BEGIN Data extracts

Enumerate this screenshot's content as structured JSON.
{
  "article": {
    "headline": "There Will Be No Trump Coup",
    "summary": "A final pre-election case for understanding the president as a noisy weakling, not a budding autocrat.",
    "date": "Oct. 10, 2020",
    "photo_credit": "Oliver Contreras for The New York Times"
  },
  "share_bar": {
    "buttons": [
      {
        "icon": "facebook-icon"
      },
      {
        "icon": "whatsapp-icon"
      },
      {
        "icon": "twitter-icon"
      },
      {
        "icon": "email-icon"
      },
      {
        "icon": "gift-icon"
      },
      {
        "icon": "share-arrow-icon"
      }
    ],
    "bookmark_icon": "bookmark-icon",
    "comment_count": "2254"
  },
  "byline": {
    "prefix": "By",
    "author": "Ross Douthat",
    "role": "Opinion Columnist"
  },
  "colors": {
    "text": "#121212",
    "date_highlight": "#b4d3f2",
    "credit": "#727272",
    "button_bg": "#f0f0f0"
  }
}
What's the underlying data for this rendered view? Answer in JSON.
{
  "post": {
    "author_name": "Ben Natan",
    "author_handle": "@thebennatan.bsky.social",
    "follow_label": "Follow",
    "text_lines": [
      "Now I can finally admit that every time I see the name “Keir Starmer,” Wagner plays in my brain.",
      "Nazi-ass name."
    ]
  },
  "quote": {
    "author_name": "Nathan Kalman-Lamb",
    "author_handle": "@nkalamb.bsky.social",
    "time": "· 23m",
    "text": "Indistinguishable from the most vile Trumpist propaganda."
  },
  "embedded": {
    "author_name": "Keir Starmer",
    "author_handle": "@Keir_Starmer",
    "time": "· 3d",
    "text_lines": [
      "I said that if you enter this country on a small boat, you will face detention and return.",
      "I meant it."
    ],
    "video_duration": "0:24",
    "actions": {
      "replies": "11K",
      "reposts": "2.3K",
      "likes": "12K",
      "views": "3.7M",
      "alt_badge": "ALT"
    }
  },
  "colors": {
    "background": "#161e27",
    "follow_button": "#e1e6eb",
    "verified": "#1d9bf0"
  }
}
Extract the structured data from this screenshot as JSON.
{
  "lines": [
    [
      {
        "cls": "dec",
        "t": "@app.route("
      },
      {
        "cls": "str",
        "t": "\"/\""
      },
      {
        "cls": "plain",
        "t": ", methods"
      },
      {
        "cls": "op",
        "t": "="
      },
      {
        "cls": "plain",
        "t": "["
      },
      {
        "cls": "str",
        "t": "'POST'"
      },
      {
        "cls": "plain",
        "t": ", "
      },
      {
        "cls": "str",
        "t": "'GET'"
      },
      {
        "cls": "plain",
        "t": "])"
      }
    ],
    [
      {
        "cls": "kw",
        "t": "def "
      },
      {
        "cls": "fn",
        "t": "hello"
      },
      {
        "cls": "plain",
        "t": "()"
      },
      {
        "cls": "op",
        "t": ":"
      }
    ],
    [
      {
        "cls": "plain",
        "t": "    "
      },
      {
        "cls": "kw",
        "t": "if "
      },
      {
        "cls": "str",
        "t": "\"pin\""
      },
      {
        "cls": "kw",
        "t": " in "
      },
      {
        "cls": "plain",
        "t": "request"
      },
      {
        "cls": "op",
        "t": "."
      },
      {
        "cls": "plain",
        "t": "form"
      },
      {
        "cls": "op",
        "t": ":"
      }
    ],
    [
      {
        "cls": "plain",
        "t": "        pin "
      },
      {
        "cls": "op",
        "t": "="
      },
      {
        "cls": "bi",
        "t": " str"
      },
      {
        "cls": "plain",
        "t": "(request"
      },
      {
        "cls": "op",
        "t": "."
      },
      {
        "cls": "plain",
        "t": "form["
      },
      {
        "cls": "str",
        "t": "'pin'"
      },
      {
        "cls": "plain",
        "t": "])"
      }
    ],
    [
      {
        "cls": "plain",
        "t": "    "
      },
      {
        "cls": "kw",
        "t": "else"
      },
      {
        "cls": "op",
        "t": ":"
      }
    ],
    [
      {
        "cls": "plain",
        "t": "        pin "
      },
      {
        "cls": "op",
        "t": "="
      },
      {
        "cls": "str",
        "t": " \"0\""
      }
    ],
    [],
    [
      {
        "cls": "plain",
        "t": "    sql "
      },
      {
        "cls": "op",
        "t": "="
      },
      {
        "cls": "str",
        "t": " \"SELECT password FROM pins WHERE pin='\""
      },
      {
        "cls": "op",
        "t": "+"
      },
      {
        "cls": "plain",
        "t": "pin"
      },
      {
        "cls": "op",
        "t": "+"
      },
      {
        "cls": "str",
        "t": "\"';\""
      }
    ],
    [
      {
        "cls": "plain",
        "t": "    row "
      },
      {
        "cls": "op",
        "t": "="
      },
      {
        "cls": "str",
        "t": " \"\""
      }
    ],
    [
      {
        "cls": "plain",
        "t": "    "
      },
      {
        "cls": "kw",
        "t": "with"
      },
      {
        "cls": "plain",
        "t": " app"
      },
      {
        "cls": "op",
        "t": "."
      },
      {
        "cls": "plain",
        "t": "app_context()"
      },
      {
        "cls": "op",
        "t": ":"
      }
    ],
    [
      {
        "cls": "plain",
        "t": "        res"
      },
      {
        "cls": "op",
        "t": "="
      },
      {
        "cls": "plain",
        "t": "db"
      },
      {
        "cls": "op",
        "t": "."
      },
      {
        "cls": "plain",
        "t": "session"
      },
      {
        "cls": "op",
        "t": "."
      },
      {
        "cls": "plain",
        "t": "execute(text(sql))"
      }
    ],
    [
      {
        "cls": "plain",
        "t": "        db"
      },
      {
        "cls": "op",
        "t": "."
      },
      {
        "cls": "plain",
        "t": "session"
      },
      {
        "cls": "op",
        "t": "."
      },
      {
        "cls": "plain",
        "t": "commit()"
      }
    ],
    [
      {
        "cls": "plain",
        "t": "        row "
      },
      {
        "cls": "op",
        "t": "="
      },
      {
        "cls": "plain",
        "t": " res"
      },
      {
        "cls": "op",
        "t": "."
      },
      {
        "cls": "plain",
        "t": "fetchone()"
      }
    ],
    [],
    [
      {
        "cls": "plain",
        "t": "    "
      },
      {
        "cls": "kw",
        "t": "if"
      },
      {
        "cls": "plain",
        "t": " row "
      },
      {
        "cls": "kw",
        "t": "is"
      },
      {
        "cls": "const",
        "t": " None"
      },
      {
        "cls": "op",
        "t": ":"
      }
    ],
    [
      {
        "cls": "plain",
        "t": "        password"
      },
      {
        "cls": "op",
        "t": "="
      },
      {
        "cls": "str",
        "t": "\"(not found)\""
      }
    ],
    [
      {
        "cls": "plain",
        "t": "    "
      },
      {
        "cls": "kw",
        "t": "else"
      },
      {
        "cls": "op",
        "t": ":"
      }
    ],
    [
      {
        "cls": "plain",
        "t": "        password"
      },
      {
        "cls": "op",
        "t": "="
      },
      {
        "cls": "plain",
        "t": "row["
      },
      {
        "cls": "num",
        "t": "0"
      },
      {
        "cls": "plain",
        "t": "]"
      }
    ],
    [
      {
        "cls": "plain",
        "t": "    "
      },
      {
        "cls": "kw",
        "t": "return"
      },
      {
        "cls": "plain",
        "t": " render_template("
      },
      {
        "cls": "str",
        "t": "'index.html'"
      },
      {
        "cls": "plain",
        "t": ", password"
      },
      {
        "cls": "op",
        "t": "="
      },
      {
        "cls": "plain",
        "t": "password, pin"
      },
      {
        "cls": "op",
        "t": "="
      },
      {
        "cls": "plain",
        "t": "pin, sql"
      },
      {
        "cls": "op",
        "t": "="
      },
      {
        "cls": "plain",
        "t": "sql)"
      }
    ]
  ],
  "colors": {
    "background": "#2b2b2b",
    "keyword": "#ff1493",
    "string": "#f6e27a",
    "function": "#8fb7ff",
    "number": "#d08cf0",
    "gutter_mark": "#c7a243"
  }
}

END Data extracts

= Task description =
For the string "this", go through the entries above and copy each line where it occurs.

= Result =
Enumerate this screenshot's content as structured JSON.
What's the underlying data for this rendered view? Answer in JSON.
      "I said that if you enter this country on a small boat, you will face detention and return.",
Extract the structured data from this screenshot as JSON.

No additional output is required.